- Data provided -
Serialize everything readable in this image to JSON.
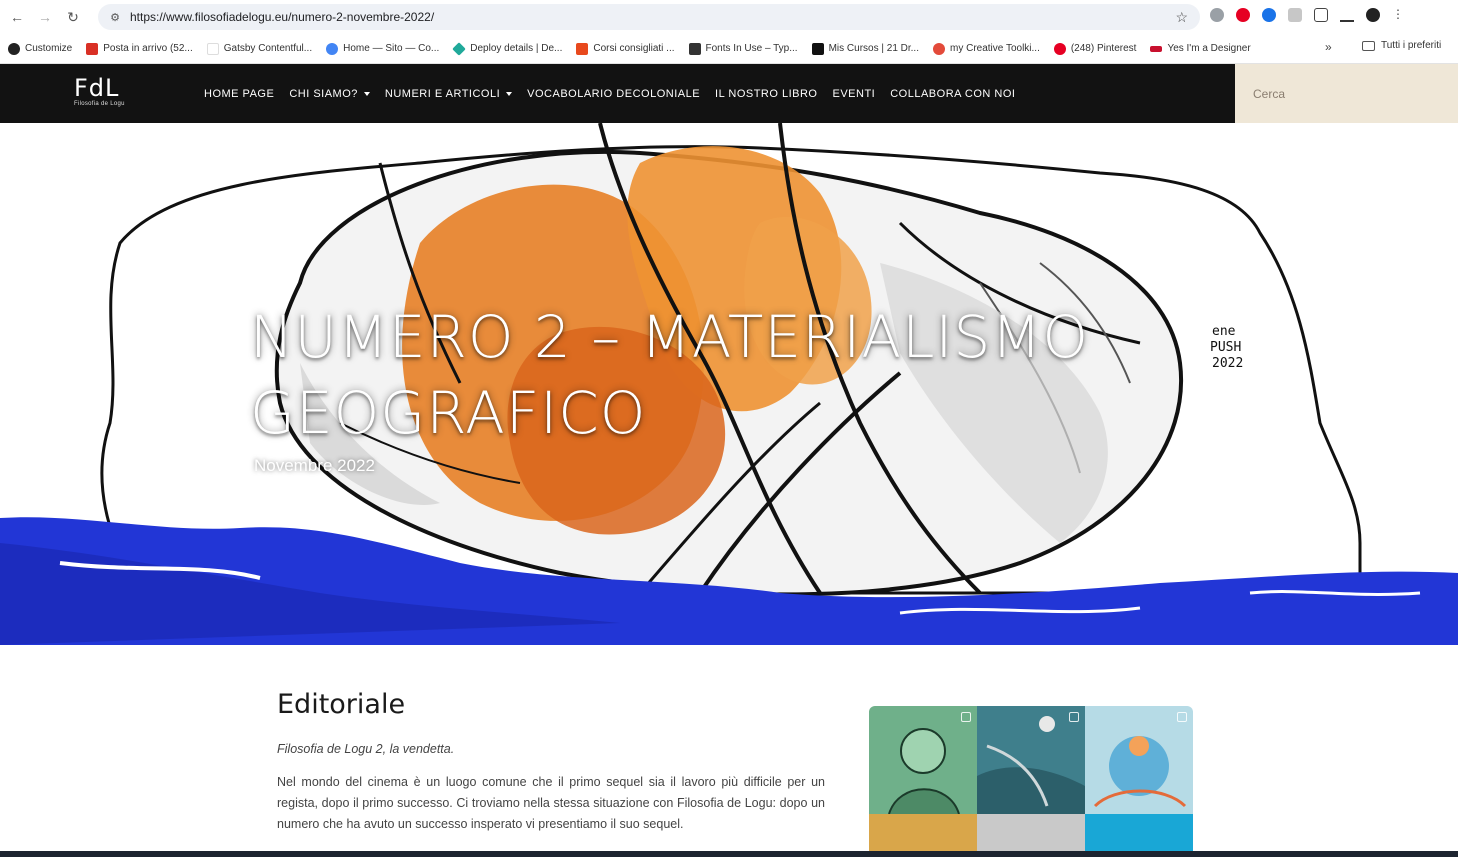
{
  "browser": {
    "url": "https://www.filosofiadelogu.eu/numero-2-novembre-2022/",
    "bookmarks": [
      {
        "label": "Customize",
        "color": "#222222"
      },
      {
        "label": "Posta in arrivo (52...",
        "color": "#d93025"
      },
      {
        "label": "Gatsby Contentful...",
        "color": "#ffffff"
      },
      {
        "label": "Home — Sito — Co...",
        "color": "#4285f4"
      },
      {
        "label": "Deploy details | De...",
        "color": "#20a99a"
      },
      {
        "label": "Corsi consigliati ...",
        "color": "#e8491d"
      },
      {
        "label": "Fonts In Use – Typ...",
        "color": "#333333"
      },
      {
        "label": "Mis Cursos | 21 Dr...",
        "color": "#111111"
      },
      {
        "label": "my Creative Toolki...",
        "color": "#e34a3a"
      },
      {
        "label": "(248) Pinterest",
        "color": "#e60023"
      },
      {
        "label": "Yes I'm a Designer",
        "color": "#c8102e"
      }
    ],
    "bookmarks_more": "»",
    "all_bookmarks": "Tutti i preferiti"
  },
  "site": {
    "logo": "FdL",
    "logo_sub": "Filosofia de Logu",
    "nav": [
      {
        "label": "HOME PAGE",
        "dropdown": false
      },
      {
        "label": "CHI SIAMO?",
        "dropdown": true
      },
      {
        "label": "NUMERI E ARTICOLI",
        "dropdown": true
      },
      {
        "label": "VOCABOLARIO DECOLONIALE",
        "dropdown": false
      },
      {
        "label": "IL NOSTRO LIBRO",
        "dropdown": false
      },
      {
        "label": "EVENTI",
        "dropdown": false
      },
      {
        "label": "COLLABORA CON NOI",
        "dropdown": false
      }
    ],
    "search_placeholder": "Cerca"
  },
  "hero": {
    "title_line1": "NUMERO 2 – MATERIALISMO",
    "title_line2": "GEOGRAFICO",
    "date": "Novembre 2022",
    "signature_line1": "ene",
    "signature_line2": "PUSH",
    "signature_line3": "2022"
  },
  "article": {
    "heading": "Editoriale",
    "lead": "Filosofia de Logu 2, la vendetta.",
    "body": "Nel mondo del cinema è un luogo comune che il primo sequel sia il lavoro più difficile per un regista, dopo il primo successo. Ci troviamo nella stessa situazione con Filosofia de Logu: dopo un numero che ha avuto un successo insperato vi presentiamo il suo sequel."
  },
  "colors": {
    "header_bg": "#121212",
    "search_bg": "#efe7d7",
    "orange": "#e7822a",
    "sea_blue": "#2236d6"
  }
}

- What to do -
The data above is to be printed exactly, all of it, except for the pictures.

- Response below -
Serialize everything readable in this image to JSON.
{
  "browser": {
    "url": "https://www.filosofiadelogu.eu/numero-2-novembre-2022/",
    "bookmarks": [
      {
        "label": "Customize",
        "color": "#222222"
      },
      {
        "label": "Posta in arrivo (52...",
        "color": "#d93025"
      },
      {
        "label": "Gatsby Contentful...",
        "color": "#ffffff"
      },
      {
        "label": "Home — Sito — Co...",
        "color": "#4285f4"
      },
      {
        "label": "Deploy details | De...",
        "color": "#20a99a"
      },
      {
        "label": "Corsi consigliati ...",
        "color": "#e8491d"
      },
      {
        "label": "Fonts In Use – Typ...",
        "color": "#333333"
      },
      {
        "label": "Mis Cursos | 21 Dr...",
        "color": "#111111"
      },
      {
        "label": "my Creative Toolki...",
        "color": "#e34a3a"
      },
      {
        "label": "(248) Pinterest",
        "color": "#e60023"
      },
      {
        "label": "Yes I'm a Designer",
        "color": "#c8102e"
      }
    ],
    "bookmarks_more": "»",
    "all_bookmarks": "Tutti i preferiti"
  },
  "site": {
    "logo": "FdL",
    "logo_sub": "Filosofia de Logu",
    "nav": [
      {
        "label": "HOME PAGE",
        "dropdown": false
      },
      {
        "label": "CHI SIAMO?",
        "dropdown": true
      },
      {
        "label": "NUMERI E ARTICOLI",
        "dropdown": true
      },
      {
        "label": "VOCABOLARIO DECOLONIALE",
        "dropdown": false
      },
      {
        "label": "IL NOSTRO LIBRO",
        "dropdown": false
      },
      {
        "label": "EVENTI",
        "dropdown": false
      },
      {
        "label": "COLLABORA CON NOI",
        "dropdown": false
      }
    ],
    "search_placeholder": "Cerca"
  },
  "hero": {
    "title_line1": "NUMERO 2 – MATERIALISMO",
    "title_line2": "GEOGRAFICO",
    "date": "Novembre 2022",
    "signature_line1": "ene",
    "signature_line2": "PUSH",
    "signature_line3": "2022"
  },
  "article": {
    "heading": "Editoriale",
    "lead": "Filosofia de Logu 2, la vendetta.",
    "body": "Nel mondo del cinema è un luogo comune che il primo sequel sia il lavoro più difficile per un regista, dopo il primo successo. Ci troviamo nella stessa situazione con Filosofia de Logu: dopo un numero che ha avuto un successo insperato vi presentiamo il suo sequel."
  },
  "colors": {
    "header_bg": "#121212",
    "search_bg": "#efe7d7",
    "orange": "#e7822a",
    "sea_blue": "#2236d6"
  }
}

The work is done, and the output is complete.